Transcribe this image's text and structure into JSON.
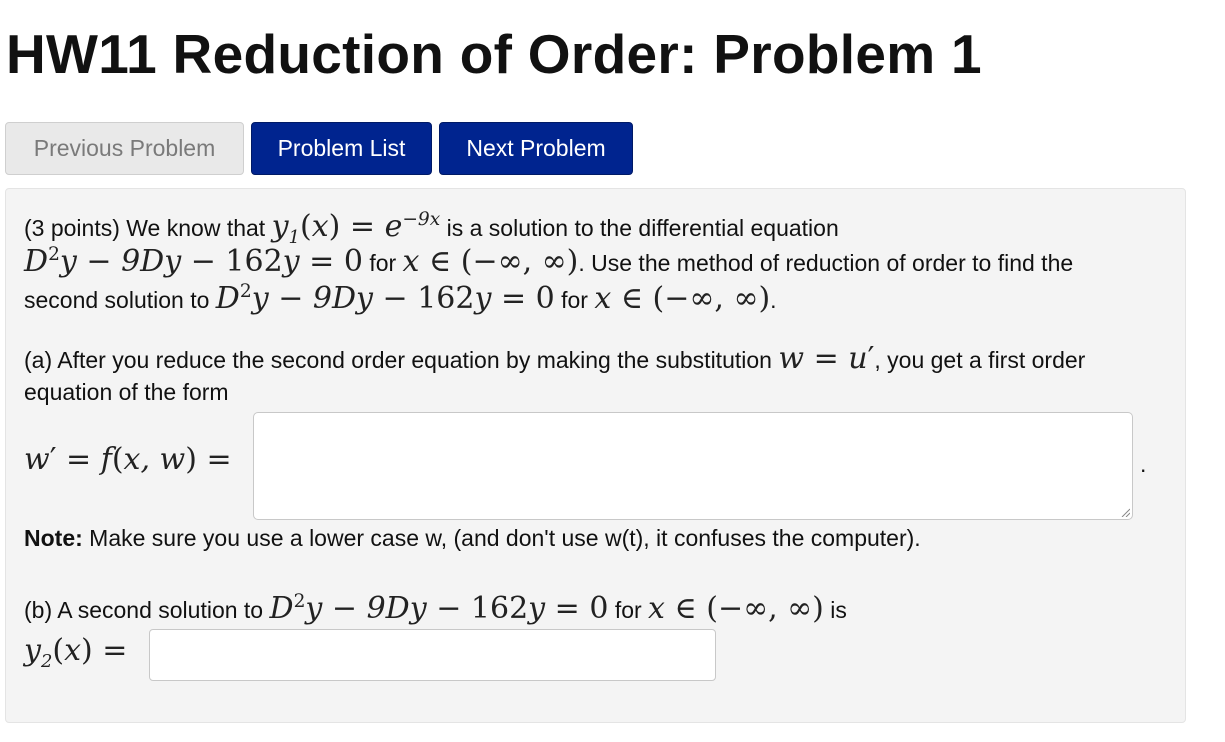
{
  "page": {
    "title": "HW11 Reduction of Order: Problem 1"
  },
  "nav": {
    "previous": "Previous Problem",
    "list": "Problem List",
    "next": "Next Problem"
  },
  "problem": {
    "points": "(3 points) We know that",
    "is_solution": "is a solution to the differential equation",
    "use_method": ". Use the method of reduction of order to find the",
    "second_solution_to": "second solution to",
    "for": "for",
    "period": ".",
    "part_a_1": "(a) After you reduce the second order equation by making the substitution",
    "part_a_2": ", you get a first order",
    "part_a_3": "equation of the form",
    "answer_a_value": "",
    "trailing_period": ".",
    "note_label": "Note:",
    "note_text": " Make sure you use a lower case w, (and don't use w(t), it confuses the computer).",
    "part_b_1": "(b) A second solution to",
    "is": "is",
    "answer_b_value": ""
  },
  "icons": {
    "resize": "resize-grip-icon"
  }
}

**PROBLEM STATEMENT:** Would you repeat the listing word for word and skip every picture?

**ANSWER TO THE PROBLEM:**
Transcribe this image's text and structure into JSON.
{
  "page": {
    "title": "HW11 Reduction of Order: Problem 1"
  },
  "nav": {
    "previous": "Previous Problem",
    "list": "Problem List",
    "next": "Next Problem"
  },
  "problem": {
    "points": "(3 points) We know that",
    "is_solution": "is a solution to the differential equation",
    "use_method": ". Use the method of reduction of order to find the",
    "second_solution_to": "second solution to",
    "for": "for",
    "period": ".",
    "part_a_1": "(a) After you reduce the second order equation by making the substitution",
    "part_a_2": ", you get a first order",
    "part_a_3": "equation of the form",
    "answer_a_value": "",
    "trailing_period": ".",
    "note_label": "Note:",
    "note_text": " Make sure you use a lower case w, (and don't use w(t), it confuses the computer).",
    "part_b_1": "(b) A second solution to",
    "is": "is",
    "answer_b_value": ""
  },
  "icons": {
    "resize": "resize-grip-icon"
  }
}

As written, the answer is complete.